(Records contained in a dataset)
※

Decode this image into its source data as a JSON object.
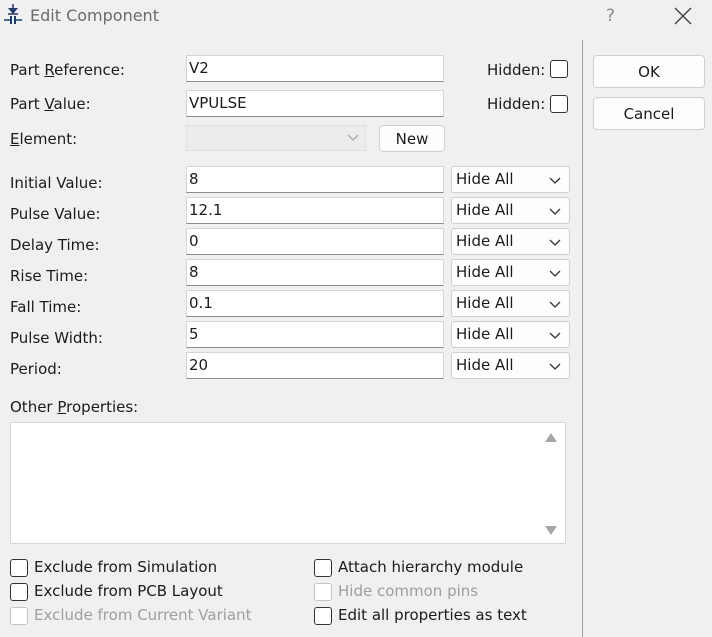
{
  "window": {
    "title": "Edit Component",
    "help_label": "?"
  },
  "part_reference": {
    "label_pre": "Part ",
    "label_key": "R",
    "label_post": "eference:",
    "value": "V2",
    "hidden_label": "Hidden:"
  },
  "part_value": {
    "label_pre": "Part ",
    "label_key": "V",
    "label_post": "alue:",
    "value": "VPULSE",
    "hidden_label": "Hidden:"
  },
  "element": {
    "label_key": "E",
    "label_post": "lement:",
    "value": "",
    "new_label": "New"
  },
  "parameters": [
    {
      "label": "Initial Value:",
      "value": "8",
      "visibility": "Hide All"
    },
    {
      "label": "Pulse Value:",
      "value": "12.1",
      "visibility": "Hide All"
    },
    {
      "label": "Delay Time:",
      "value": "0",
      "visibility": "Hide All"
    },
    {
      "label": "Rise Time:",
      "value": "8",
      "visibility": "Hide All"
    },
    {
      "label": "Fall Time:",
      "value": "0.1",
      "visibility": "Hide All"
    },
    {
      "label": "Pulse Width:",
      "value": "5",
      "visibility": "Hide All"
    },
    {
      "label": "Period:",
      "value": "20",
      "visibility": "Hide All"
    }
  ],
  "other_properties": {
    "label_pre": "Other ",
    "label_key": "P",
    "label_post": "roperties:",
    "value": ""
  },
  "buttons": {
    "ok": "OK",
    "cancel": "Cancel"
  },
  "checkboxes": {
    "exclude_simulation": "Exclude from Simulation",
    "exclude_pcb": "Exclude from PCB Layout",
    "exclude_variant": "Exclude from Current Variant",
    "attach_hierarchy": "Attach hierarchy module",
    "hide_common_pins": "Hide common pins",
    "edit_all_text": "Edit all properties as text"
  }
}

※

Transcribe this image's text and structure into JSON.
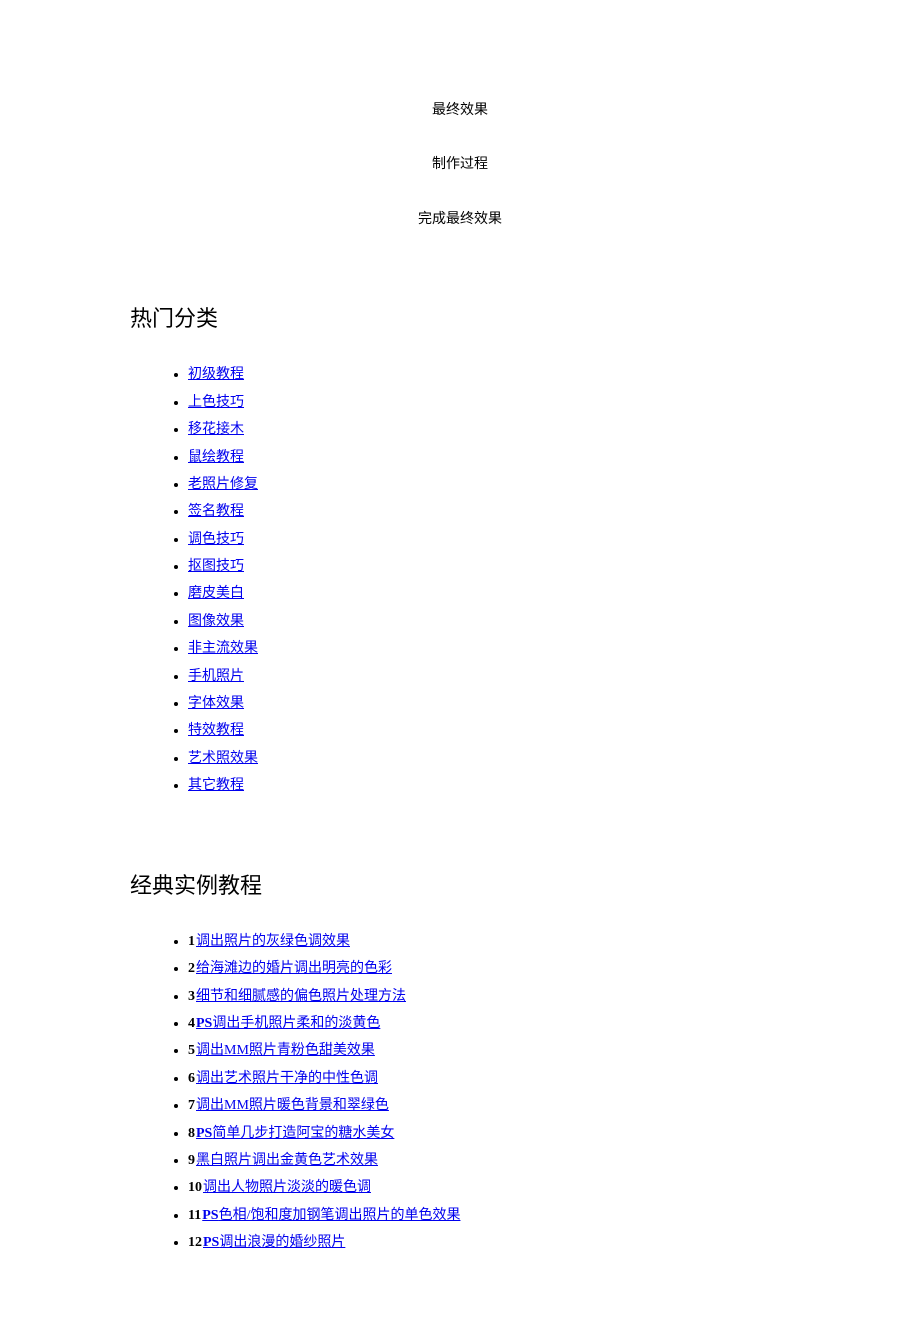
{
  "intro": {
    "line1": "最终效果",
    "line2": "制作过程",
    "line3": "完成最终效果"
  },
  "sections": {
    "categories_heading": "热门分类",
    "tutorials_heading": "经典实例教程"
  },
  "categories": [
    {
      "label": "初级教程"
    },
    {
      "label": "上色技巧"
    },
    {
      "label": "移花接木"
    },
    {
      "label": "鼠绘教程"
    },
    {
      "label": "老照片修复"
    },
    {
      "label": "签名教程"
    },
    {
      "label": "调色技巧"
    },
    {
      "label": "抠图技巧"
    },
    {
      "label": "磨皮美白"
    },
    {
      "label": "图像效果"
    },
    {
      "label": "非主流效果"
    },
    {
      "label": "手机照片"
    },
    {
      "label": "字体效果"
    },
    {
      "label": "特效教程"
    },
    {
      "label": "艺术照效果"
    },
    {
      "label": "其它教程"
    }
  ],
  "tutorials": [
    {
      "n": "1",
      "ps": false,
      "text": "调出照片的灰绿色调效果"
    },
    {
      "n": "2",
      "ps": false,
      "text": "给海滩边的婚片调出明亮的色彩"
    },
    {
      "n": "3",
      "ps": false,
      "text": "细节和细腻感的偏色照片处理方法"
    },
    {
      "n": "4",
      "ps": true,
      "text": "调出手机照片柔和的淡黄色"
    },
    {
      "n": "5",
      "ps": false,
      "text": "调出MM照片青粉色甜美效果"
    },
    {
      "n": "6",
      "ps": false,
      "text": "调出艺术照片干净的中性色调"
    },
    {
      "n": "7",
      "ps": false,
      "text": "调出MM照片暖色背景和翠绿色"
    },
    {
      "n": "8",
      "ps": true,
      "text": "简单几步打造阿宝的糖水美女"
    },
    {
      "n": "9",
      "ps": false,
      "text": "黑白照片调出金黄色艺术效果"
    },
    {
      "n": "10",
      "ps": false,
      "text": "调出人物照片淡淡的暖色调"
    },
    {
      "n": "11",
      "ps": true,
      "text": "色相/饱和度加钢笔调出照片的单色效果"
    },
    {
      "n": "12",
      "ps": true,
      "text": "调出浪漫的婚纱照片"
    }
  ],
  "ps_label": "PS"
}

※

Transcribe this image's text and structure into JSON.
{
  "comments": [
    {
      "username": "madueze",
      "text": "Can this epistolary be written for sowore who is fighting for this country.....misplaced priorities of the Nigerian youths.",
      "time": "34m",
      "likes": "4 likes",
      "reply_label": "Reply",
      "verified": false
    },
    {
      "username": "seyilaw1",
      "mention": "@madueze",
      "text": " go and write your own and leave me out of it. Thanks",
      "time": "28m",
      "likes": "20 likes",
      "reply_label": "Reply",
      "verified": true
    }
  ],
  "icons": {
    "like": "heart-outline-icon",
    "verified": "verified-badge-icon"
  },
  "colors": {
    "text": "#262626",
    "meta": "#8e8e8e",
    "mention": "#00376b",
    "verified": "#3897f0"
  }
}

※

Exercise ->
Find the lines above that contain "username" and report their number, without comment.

Solved problem ->
2